“[NC State’s Omer] Yurtseven is here and [Arizona’s Lauri] Markkanen is here,” he added. “Generally those guys would be high-dollar players right from the get go. It’s now more accepted to play college basketball.”

Yurtseven, a freshman for the Wolfpack that played for Fenerbahçe in Turkey, echoed those thoughts back in February when he first mentioned his interest in college.

“Fenerbahçe is a really good club and they play at a high level,” Yurtseven, who will sit out the first nine games of the season, said at the time. “I haven’t been playing that much, so I need to go some place that I can to play more and to improve. That’s why I want to go to college.”

Former Utah standout and now Helsinki (Finland) Basketball Academy coach Hanno Mottola helped five players land at Division-I schools last season, including Markkanen, who is expected to be a major contributor at Arizona.

“At least for us, the European pro basketball economy is down and there just aren’t too many organizations that have a track record of taking young kids in and sticking with them,” Mottola said.

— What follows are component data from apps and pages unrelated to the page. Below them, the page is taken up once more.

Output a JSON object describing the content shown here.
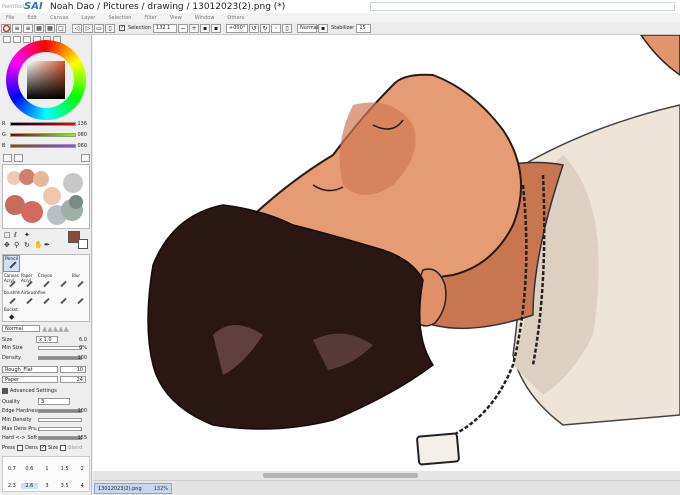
{
  "app": {
    "logo": "PaintTool",
    "brand": "SAI",
    "title": "Noah Dao / Pictures / drawing / 13012023(2).png (*)"
  },
  "menu": [
    "File",
    "Edit",
    "Canvas",
    "Layer",
    "Selection",
    "Filter",
    "View",
    "Window",
    "Others"
  ],
  "toolbar": {
    "selection_label": "Selection",
    "zoom_value": "132.1",
    "angle_value": "+000°",
    "blend_mode": "Normal",
    "stabilizer_label": "Stabilizer",
    "stabilizer_value": "15"
  },
  "color": {
    "r_label": "R",
    "r_value": "136",
    "g_label": "G",
    "g_value": "080",
    "b_label": "B",
    "b_value": "060",
    "current": "#884c3a",
    "swatches": [
      "#f0c8b8",
      "#d08070",
      "#e5b89a",
      "#c8c8c8",
      "#d46a5e",
      "#9fb0a8",
      "#b46450",
      "#f2c6ae",
      "#e8e8e8",
      "#c76b5a",
      "#7a8a82",
      "#b8c0c4"
    ]
  },
  "tools": {
    "items": [
      {
        "label": "Pencil",
        "icon": "pencil-icon",
        "active": true
      },
      {
        "label": "Canvas",
        "icon": "canvas-brush-icon"
      },
      {
        "label": "Paper",
        "icon": "paper-brush-icon"
      },
      {
        "label": "Crayon",
        "icon": "crayon-icon"
      },
      {
        "label": "Blur",
        "icon": "blur-icon"
      },
      {
        "label": "Acryl",
        "icon": "acrylic-icon"
      },
      {
        "label": "Acryl",
        "icon": "acrylic-icon"
      },
      {
        "label": "",
        "icon": "brush-icon"
      },
      {
        "label": "",
        "icon": "brush-icon"
      },
      {
        "label": "brushhh",
        "icon": "brush-icon"
      },
      {
        "label": "Airbrush",
        "icon": "airbrush-icon"
      },
      {
        "label": "fine",
        "icon": "fine-brush-icon"
      },
      {
        "label": "",
        "icon": "brush-icon"
      },
      {
        "label": "",
        "icon": "brush-icon"
      },
      {
        "label": "Bucket",
        "icon": "bucket-icon"
      }
    ]
  },
  "brush": {
    "blend_mode": "Normal",
    "size_label": "Size",
    "size_multiplier": "x 1.0",
    "size_value": "6.0",
    "min_size_label": "Min Size",
    "min_size_value": "0%",
    "density_label": "Density",
    "density_value": "100",
    "texture_name": "Rough_Flat",
    "texture_value": "10",
    "paper_name": "Paper",
    "paper_value": "24",
    "advanced_label": "Advanced Settings",
    "quality_label": "Quality",
    "quality_value": "3",
    "edge_hardness_label": "Edge Hardness",
    "edge_hardness_value": "100",
    "min_density_label": "Min Density",
    "min_density_value": "",
    "max_dens_prs_label": "Max Dens Prs.",
    "max_dens_prs_value": "",
    "hard_soft_label": "Hard <-> Soft",
    "hard_soft_value": "155",
    "press_label": "Press",
    "dens_label": "Dens",
    "size_check_label": "Size",
    "blend_label": "Blend",
    "size_presets_row1": [
      "0.7",
      "0.6",
      "1",
      "1.5",
      "2"
    ],
    "size_presets_row2": [
      "2.3",
      "2.6",
      "3",
      "3.5",
      "4"
    ]
  },
  "status": {
    "doc_name": "13012023(2).png",
    "zoom": "132%"
  }
}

“Long-term deals that were maybe available 10 to 15 years ago for good 18- to 19-year-olds just aren’t there anymore, and we do actually value academics very highly for Finnish basketball players,” he added.

College provides a big stage and a track record

Playing in the United States for college brings increased exposure, both to the public via television, but also to NBA scouts, who scour college games and practices during the season.

“Ben Simmons, for example, he had an opportunity to make seven figures playing overseas last year,” Patrick said. “But he understood the importance if he came to college, the marketing, and how much he would be marketed if he was on FOX and ESPN night in and night out.”

NBA Draft expert Jonathan Givony, of DraftExpress, told FOX Sports that the college exposure certainly helped Poeltl and Sabonis become lottery picks in the 2016 Draft.

“They wouldn’t have been first-rounders if they hadn’t played college basketball,” Givony said. “Guys are seeing the success Sabonis and Poeltl had and they are thinking, ‘Why can’t it be me?'”

Lloyd, who has recruited more than 20 international players, was quick to point out that players can make it to the NBA staying in Europe or coming to college. Each recruitment is on a “case-by-case basis,” but he also said players are more open-minded to it than in the past.

“The exposure piece 10 or 15 years ago, most basketball people thought it was easier to make it from over there,” Lloyd said. “Now that’s not necessarily the case.

“A lot of those guys think about taking a shot over here and figuring out the America way,” he added. “There are a lot of players that were second-round draft picks that made it in the NBA.”

Check out Evan’s top international players to watch in college basketball.